An exhibition of photographs and the narratives of the subjects themselves will help shine a light on Islam in New Zealand.
Percy Thomson Gallery director, Rhonda Bunyan, says she rediscovered The Crescent Moon: The Asian Face of Islam in New Zealand earlier this year.
Rhonda says she was searching for a suitable exhibition to provide a vehicle for quiet reflection following the Christchurch mosque shootings and remembered the work featured in Crescent Moon.
"This exhibition has been resurrected after several years in storage, and it couldn't be a more opportune time. I knew it would be perfect for the feelings I wished to convey, that as New Zealanders we can embrace both equality and diversity, if we dispel fear and misunderstanding."
Rhonda says members of Taranaki's Muslim community have been invited to the opening event, on Saturday, August 17.
The Crescent Moon: The Asian Face of Islam in New Zealand features a series of photographs by New Zealand photographer Ans Westra and personal stories from 37 individuals of Muslim faith, written by Adrienne Jansen.
Ans and Adrienne will be giving a floor talk at the gallery on Sunday, August 18, says Rhonda.
The forerunner to the exhibition, a book with the same title, was published in 2009. Commissioned by the Asia New Zealand Foundation, the book was designed to address misconceptions and stereotypes that had arisen about Islam, particularly since the September 11 attacks of 2001.
Westra and Jansen travelled the country with camera and tape recorder to interview subjects who shared their thoughts about the media, about 9/11, about identity and faith – but mostly they just shared their own lives.
The Muslim New Zealanders profiled range from fourth-generation New Zealanders to new migrants from Asia – and are ethnically, culturally, theologically and professionally diverse.
This book, and the accompanying exhibition, were created to open up dialogue and lead to greater understanding of Islam to the benefit of all.
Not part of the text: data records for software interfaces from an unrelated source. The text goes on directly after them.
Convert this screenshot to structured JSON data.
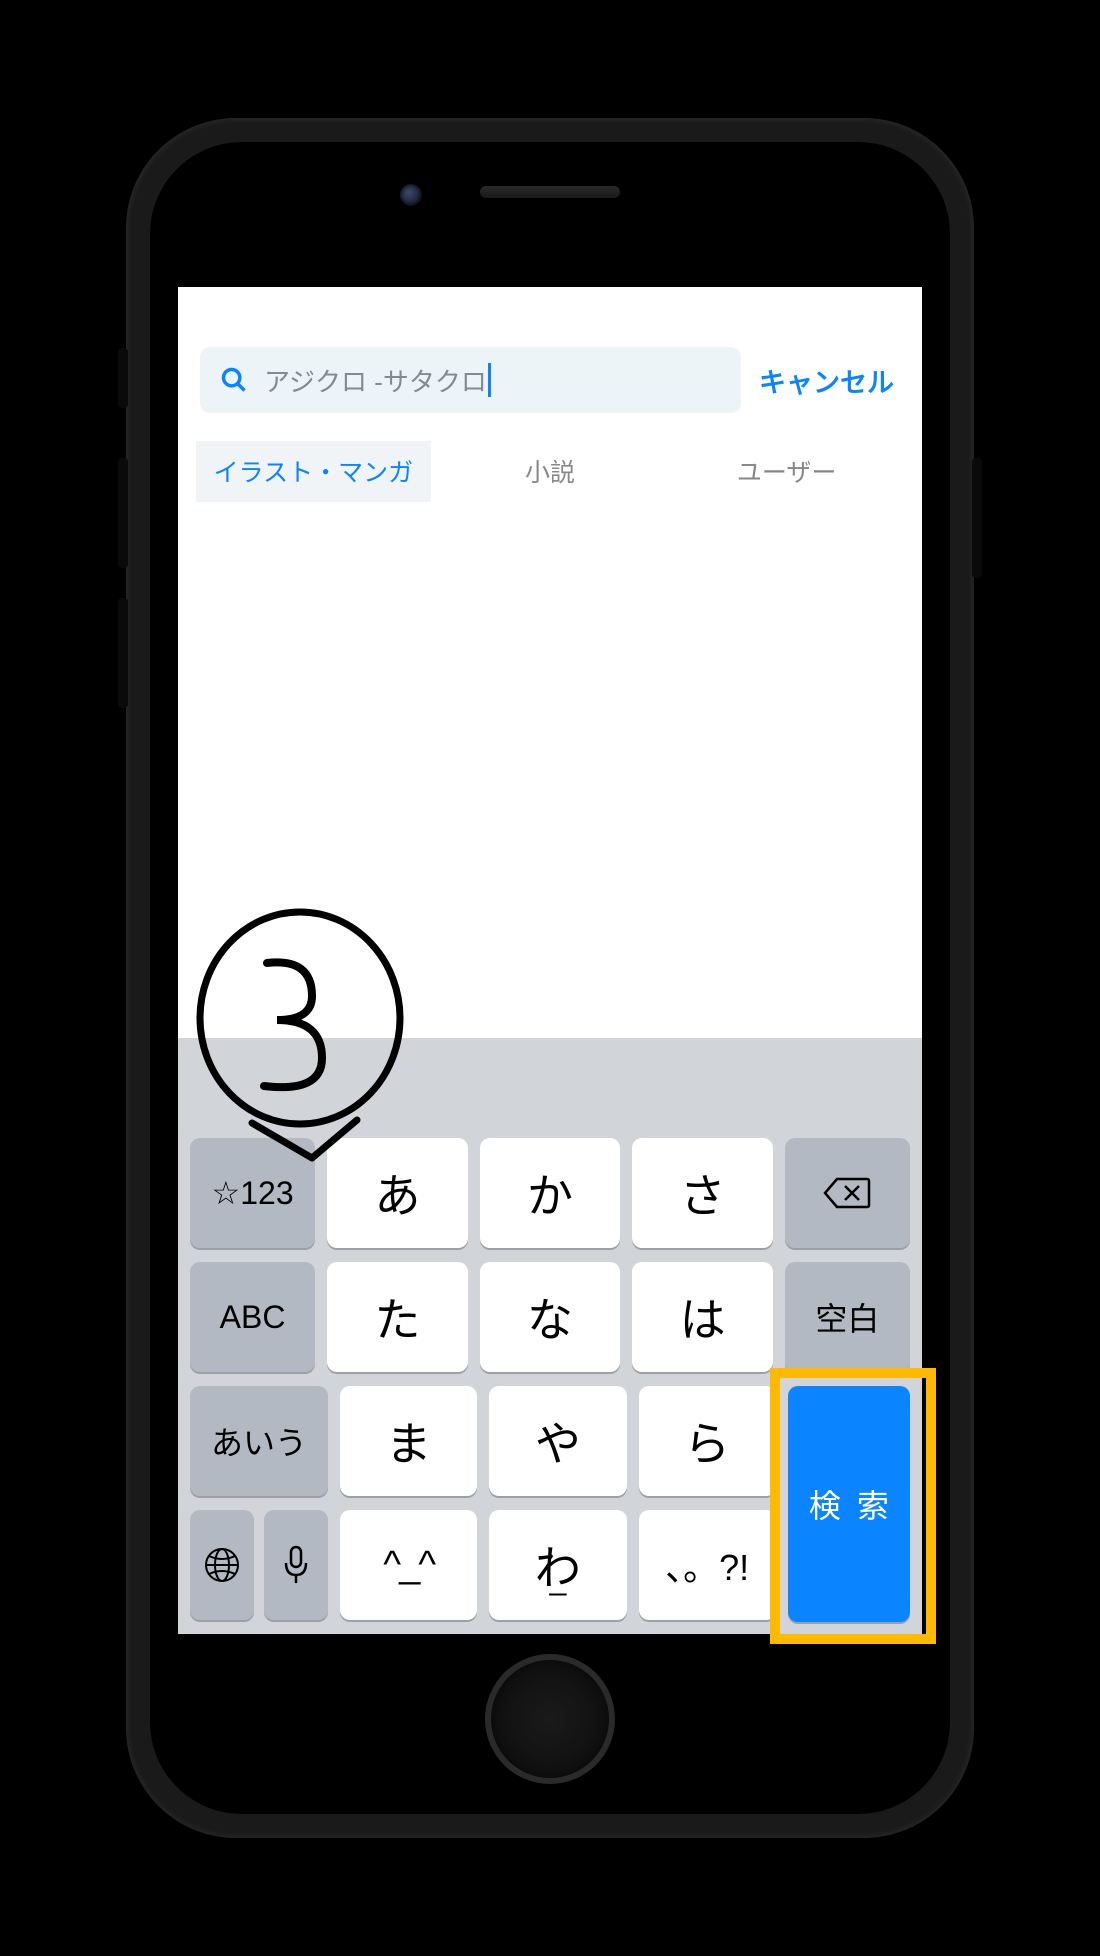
{
  "search": {
    "value": "アジクロ -サタクロ",
    "cancel": "キャンセル"
  },
  "tabs": {
    "illust": "イラスト・マンガ",
    "novel": "小説",
    "user": "ユーザー"
  },
  "annotation": {
    "number": "3"
  },
  "keyboard": {
    "num": "☆123",
    "abc": "ABC",
    "aiu": "あいう",
    "space": "空白",
    "search": "検索",
    "a": "あ",
    "ka": "か",
    "sa": "さ",
    "ta": "た",
    "na": "な",
    "ha": "は",
    "ma": "ま",
    "ya": "や",
    "ra": "ら",
    "caret": "^_^",
    "wa": "わ",
    "wa_sub": "ー",
    "punct": "、。?!"
  },
  "colors": {
    "accent": "#0a84ff",
    "highlight": "#ffba00"
  }
}
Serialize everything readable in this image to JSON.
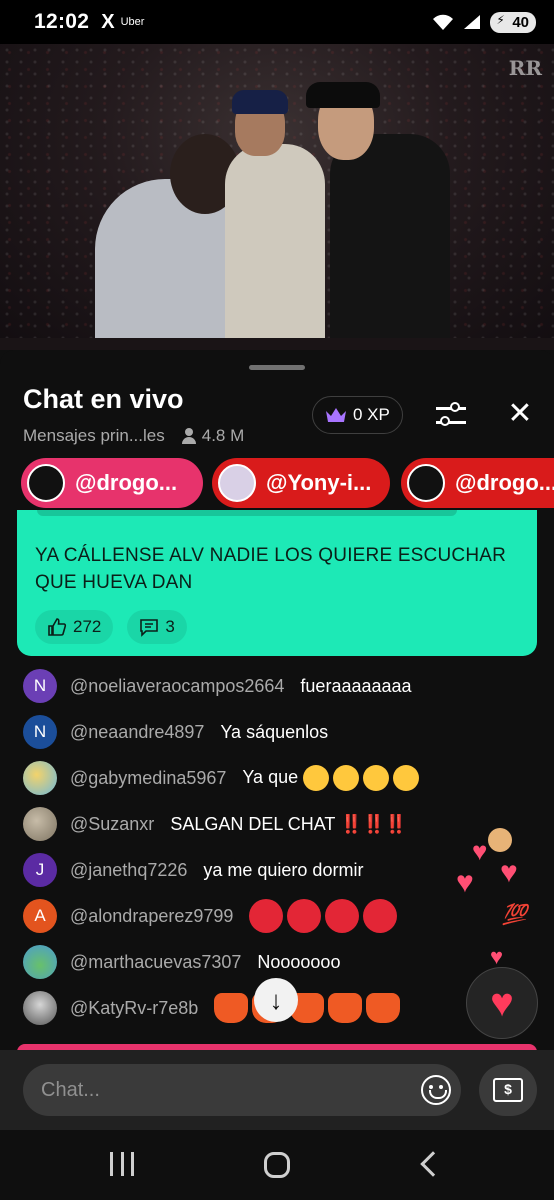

The Asia New Zealand Foundation considers this purpose to clearly still be as relevant today as it was a decade ago.
Crescent Moon is joined by a second exhibition, which also explores the concept of community.
Taranaki artist and printmaker Antonia O'Mahony's exhibition Tell It Again: Repetitions from the Archive focuses on the western New Plymouth suburb of Moturoa where her family has lived for many generations. The work is part of her Master of Fine Arts thesis.
Moturoa is a suburb where industry butts up against the residential. Its unique characters and ramshackle structure led it to be nicknamed Tiger Town. Antonia reflects on a community's everyday activities using source imagery from personal and historical archives.
'I wanted to uncover some of the subtleties of this uniqueness. The best place to uncover the nature of this hard-working, hard-living community I remembered was through its ordinariness. The repetition of the everyday that is both specific and universal."
Antonia uses printmaking as the art medium, saying hand-based print mediums such as etching, lithography and woodcut are heavily invested in process.
"Investigations into subject are slowed to a pace that channels its centuries-old history and the lineage of artists who have used it to express their ideas. It is alchemy, it is repetition, it is labour, it is contemplation on surprise revelations, and it is an instinctive pursuit to the heart of subject and process via the paper and plate.
"I have used its methodology to draw an analogy to the repetitions of daily life and to build a narrative of sorts that speaks of the both universal ordinary and that which is specific to this community."
Antonia's research is supported by Puke Ariki Trust.
The tandem exhibitions open on Saturday, August 17 at 1pm. The Westra and Jansen floor talk takes place on Sunday, August 18 at 1pm. All welcome.